Pro Football Hall of Famer Shannon Sharpe sits down for an exclusive interview to talk about his own personal PC journey. He reflects on how early detection was important for him and why we need to talk our talk.

Shannon: “Phone rings. ‘Is this Mr. Sharpe?’ I’m like, ‘Yeah, this is he.’ ‘This is Dr. Such and Such.’ I’m like, ‘Oh, hey, how you doing?’ ‘Remember we told you we was going to do a biopsy? You have prostate cancer.’ Man, my heart just sank. I mean, just my heart, just... ‘What? I feel good. I mean, look, I was just in the gym, everything is great.’ He’s like, ‘Yeah, but you have it.’ I said, ‘So, what does that mean?’ ‘It means that you’re going to have to have surgery.’ ‘Okay, what does that mean?’ ‘Well, Mr. Sharpe, we caught it in a very early stage and there’s a great chance that you’re going to be okay.’

Shannon: ‘But it’s a good thing that you started doing this at a very early age because a lot of men, they don’t.’ They wait until they display symptoms, and by that time I had no symptoms: I didn’t go to the bathroom any more, I didn’t have blood in my urine or anything of that nature. Just a routine checkup.”

Question: How has cancer impacted your family?

Shannon: “My dad died of cancer at the age of 39. My dad had four brothers, and I think only one made it to be 50, so cancer is hereditary for me.”

Footnote: It is recommended that Black men with a family history of PC start getting screened at age 40.

Shannon: “I started getting screened for prostate cancer in my late 30’s because of the history that was in my family.”

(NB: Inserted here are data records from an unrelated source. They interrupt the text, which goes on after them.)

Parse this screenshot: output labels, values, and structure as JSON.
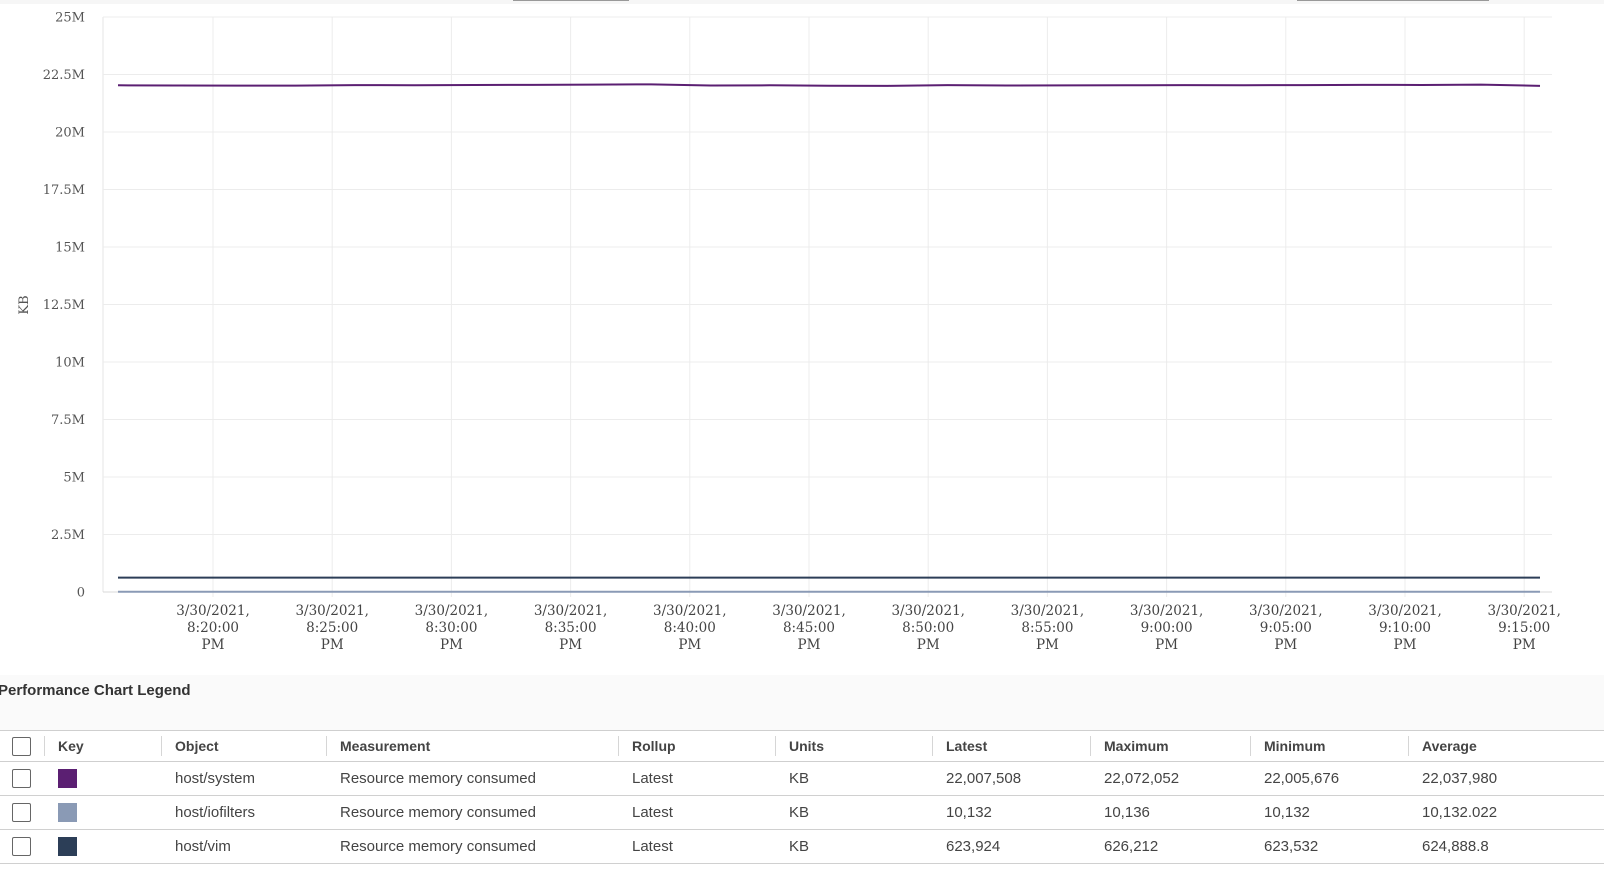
{
  "chart_data": {
    "type": "line",
    "ylabel": "KB",
    "ylim": [
      0,
      25000000
    ],
    "y_ticks": [
      "25M",
      "22.5M",
      "20M",
      "17.5M",
      "15M",
      "12.5M",
      "10M",
      "7.5M",
      "5M",
      "2.5M",
      "0"
    ],
    "y_tick_values": [
      25000000,
      22500000,
      20000000,
      17500000,
      15000000,
      12500000,
      10000000,
      7500000,
      5000000,
      2500000,
      0
    ],
    "x_ticks": [
      [
        "3/30/2021,",
        "8:20:00",
        "PM"
      ],
      [
        "3/30/2021,",
        "8:25:00",
        "PM"
      ],
      [
        "3/30/2021,",
        "8:30:00",
        "PM"
      ],
      [
        "3/30/2021,",
        "8:35:00",
        "PM"
      ],
      [
        "3/30/2021,",
        "8:40:00",
        "PM"
      ],
      [
        "3/30/2021,",
        "8:45:00",
        "PM"
      ],
      [
        "3/30/2021,",
        "8:50:00",
        "PM"
      ],
      [
        "3/30/2021,",
        "8:55:00",
        "PM"
      ],
      [
        "3/30/2021,",
        "9:00:00",
        "PM"
      ],
      [
        "3/30/2021,",
        "9:05:00",
        "PM"
      ],
      [
        "3/30/2021,",
        "9:10:00",
        "PM"
      ],
      [
        "3/30/2021,",
        "9:15:00",
        "PM"
      ]
    ],
    "x_range_minutes_from_820pm": [
      -4,
      60
    ],
    "grid": true,
    "series": [
      {
        "name": "host/system",
        "color": "#5b1f72",
        "values": [
          22030000,
          22020000,
          22018000,
          22015000,
          22040000,
          22035000,
          22045000,
          22050000,
          22060000,
          22072052,
          22020000,
          22030000,
          22010000,
          22007508,
          22040000,
          22020000,
          22025000,
          22030000,
          22040000,
          22035000,
          22040000,
          22050000,
          22045000,
          22060000,
          22007508
        ]
      },
      {
        "name": "host/iofilters",
        "color": "#8a9ab5",
        "values": [
          10132,
          10132,
          10132,
          10132,
          10136,
          10132,
          10132,
          10132,
          10132,
          10132,
          10132,
          10132,
          10132,
          10132,
          10132,
          10132,
          10132,
          10132,
          10132,
          10132,
          10132,
          10132,
          10132,
          10132,
          10132
        ]
      },
      {
        "name": "host/vim",
        "color": "#2c3e57",
        "values": [
          624500,
          625000,
          624800,
          626212,
          624000,
          623532,
          625100,
          624900,
          624700,
          625300,
          624800,
          624600,
          625200,
          624900,
          624800,
          625000,
          624700,
          624900,
          625100,
          624800,
          624900,
          625000,
          624800,
          624900,
          623924
        ]
      }
    ]
  },
  "legend": {
    "title": "Performance Chart Legend",
    "headers": {
      "key": "Key",
      "object": "Object",
      "measurement": "Measurement",
      "rollup": "Rollup",
      "units": "Units",
      "latest": "Latest",
      "maximum": "Maximum",
      "minimum": "Minimum",
      "average": "Average"
    },
    "rows": [
      {
        "color": "#5b1f72",
        "object": "host/system",
        "measurement": "Resource memory consumed",
        "rollup": "Latest",
        "units": "KB",
        "latest": "22,007,508",
        "maximum": "22,072,052",
        "minimum": "22,005,676",
        "average": "22,037,980"
      },
      {
        "color": "#8a9ab5",
        "object": "host/iofilters",
        "measurement": "Resource memory consumed",
        "rollup": "Latest",
        "units": "KB",
        "latest": "10,132",
        "maximum": "10,136",
        "minimum": "10,132",
        "average": "10,132.022"
      },
      {
        "color": "#2c3e57",
        "object": "host/vim",
        "measurement": "Resource memory consumed",
        "rollup": "Latest",
        "units": "KB",
        "latest": "623,924",
        "maximum": "626,212",
        "minimum": "623,532",
        "average": "624,888.8"
      }
    ]
  }
}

Question: What motivates you?

Shannon: “Health, family, happiness. I’m at my best when I’m feeling good, when I know my family’s good.”

Shannon: “Obviously, my health is very important because my health allows me to keep them in a good space, keep them prosperous.”

Question: As a man of faith, what would you tell others going through a similar journey?

Shannon: “You don't realize how strong you are. I say, He gave you this because He knew you could overcome this. He's not going to put any more on you than you can bear. That's what I would tell him. I put my arm around and say, brother, you going to be all right. You don't realize how strong you are, but you are about to find out how strong you actually are.”

Question: What can we do as a community to combat prostate cancer?

Shannon: “Have the conversation, us and our community, the Black community. Talk, don’t be afraid to go see the doctors if something’s not right. Get screened early.”

Shannon: “I think the biggest thing is that nobody thinks it can happen to them.”

Shannon: “A lot of times we have issues in our community that could be readily solved with the proper screening, if we got screened early enough.”

Footnote: Your doctor may recommend screening with a prostate-specific antigen (PSA) blood test about every two years.

Shannon: "Go get screened early. Get screened often. Don’t be afraid if something is going wrong, if you’re not feeling right. Go get it checked out. That’s what we should do.”

Get the facts at

Join the Conversation on @TalkThatTalkTime

Back to Talk That Talk Stories

Play buttonShannon Sharpe standing with his tailor

Talk Sharpe with Shannon Sharpe

Play buttonFather and bride dancing at a wedding

Talk That Talk™ — Family

Play buttonTwo men laughing and smiling behind the counter of a store

Walk That Walk — Success

Back to Talk That Talk Stories